Residents in Jamestown pay some of the lowest utility fees in the area, although it is difficult to compare fees from city to city, according to information gathered from Jamestown and three other North Dakota cities. For example, Fargo and Bismarck charge a utility fee for street lights and Fargo has a utility fee for its forestry service. The city of Jamestown covers expenses for those departments from its general fund property tax collections.
Early winter signs indicate a chance for flooding this spring along the James River, according to Daryl Ritchison, extension meteorologist for North Dakota State University. "We're on pace to set a snow record or match the bad winters of 1996 and 1997 and 2009 through 2011," he said. "Right now we're equal to or within an inch of where we were in 2009." Jerry Bergquist, Stutsman County emergency manager, said Jamestown received about 100 inches of snow in the 1996 to 1997 winter.
Saturday, Jan. 7 Buffalo City Group AA, open topic meeting, 9 a.m., 518 10th Ave. NE. For more information, call (701) 269-3167. James River Alcoholics Anonymous, 9 p.m., 518 10th Ave. SE. Closed meeting. For more information, call 252-9493. James River Women’s Alcoholics Anonymous, 1:30 p.m., 518 10th Ave. SE. Closed meeting. For more information, call 252-9493.

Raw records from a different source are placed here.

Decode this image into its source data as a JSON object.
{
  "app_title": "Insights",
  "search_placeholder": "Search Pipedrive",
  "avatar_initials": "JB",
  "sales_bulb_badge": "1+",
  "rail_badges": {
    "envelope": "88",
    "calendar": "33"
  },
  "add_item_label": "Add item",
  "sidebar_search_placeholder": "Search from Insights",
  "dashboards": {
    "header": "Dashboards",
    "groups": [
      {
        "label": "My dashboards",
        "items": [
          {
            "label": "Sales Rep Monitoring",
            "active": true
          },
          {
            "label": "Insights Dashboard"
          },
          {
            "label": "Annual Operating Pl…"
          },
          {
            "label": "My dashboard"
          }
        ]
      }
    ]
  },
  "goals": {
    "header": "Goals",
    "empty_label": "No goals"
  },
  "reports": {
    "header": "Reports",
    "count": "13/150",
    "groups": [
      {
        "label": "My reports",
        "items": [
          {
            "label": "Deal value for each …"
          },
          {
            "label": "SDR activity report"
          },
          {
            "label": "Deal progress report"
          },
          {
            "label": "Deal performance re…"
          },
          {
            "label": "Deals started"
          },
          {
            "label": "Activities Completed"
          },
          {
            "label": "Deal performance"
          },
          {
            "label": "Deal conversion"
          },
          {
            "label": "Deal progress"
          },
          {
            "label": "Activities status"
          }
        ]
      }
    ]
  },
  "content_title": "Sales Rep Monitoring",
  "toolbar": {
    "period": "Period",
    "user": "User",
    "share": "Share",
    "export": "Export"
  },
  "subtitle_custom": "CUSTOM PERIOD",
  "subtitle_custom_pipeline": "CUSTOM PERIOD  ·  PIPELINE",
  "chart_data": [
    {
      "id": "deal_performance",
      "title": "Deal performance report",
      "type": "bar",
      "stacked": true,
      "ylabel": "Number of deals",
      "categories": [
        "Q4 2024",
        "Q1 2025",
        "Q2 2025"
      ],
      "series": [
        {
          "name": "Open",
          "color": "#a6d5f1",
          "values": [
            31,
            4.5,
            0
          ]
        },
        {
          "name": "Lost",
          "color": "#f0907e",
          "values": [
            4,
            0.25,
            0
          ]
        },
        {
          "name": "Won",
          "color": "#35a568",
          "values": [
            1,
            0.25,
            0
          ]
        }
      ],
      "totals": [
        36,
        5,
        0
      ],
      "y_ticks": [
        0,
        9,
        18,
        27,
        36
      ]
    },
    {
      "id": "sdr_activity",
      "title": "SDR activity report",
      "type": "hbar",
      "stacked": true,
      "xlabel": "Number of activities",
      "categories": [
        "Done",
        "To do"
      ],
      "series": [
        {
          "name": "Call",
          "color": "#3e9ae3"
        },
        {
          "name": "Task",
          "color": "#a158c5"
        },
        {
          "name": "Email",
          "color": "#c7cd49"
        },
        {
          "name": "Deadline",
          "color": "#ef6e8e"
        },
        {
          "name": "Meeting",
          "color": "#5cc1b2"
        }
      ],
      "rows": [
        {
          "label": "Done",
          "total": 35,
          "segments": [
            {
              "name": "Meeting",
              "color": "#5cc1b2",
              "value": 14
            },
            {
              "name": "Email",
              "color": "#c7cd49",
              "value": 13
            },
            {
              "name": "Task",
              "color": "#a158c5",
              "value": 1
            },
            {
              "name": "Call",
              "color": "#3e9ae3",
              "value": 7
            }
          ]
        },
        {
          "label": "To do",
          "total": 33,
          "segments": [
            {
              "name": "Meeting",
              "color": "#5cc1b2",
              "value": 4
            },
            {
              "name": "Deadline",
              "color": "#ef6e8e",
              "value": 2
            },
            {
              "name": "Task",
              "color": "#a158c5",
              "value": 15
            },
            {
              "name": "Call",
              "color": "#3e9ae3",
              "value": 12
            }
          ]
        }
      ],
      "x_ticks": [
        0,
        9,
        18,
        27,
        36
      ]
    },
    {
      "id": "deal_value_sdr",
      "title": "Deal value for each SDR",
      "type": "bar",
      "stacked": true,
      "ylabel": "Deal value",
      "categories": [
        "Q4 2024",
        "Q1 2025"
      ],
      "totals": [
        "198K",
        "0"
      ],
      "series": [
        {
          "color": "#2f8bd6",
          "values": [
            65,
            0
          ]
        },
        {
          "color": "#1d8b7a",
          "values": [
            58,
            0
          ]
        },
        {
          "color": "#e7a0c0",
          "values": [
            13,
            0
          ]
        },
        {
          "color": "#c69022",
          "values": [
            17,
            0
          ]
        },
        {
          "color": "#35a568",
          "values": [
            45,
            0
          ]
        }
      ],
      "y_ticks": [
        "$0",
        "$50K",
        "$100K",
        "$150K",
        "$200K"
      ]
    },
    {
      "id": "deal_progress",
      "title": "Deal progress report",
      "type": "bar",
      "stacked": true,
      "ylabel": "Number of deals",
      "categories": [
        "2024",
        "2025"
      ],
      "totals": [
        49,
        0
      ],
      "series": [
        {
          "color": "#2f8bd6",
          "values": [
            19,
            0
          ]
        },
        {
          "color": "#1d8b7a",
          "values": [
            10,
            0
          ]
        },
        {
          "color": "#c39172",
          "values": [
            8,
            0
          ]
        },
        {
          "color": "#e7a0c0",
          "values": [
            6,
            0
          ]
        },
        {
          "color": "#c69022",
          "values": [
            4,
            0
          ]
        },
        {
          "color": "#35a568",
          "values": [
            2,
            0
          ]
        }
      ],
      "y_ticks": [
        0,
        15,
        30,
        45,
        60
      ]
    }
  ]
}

Hello and welcome to Week One of the 2017 New Year, New You community wellness challenge! Jamestown Regional Medical Center is thrilled to have you participate in our event this year and wishes you a health filled year!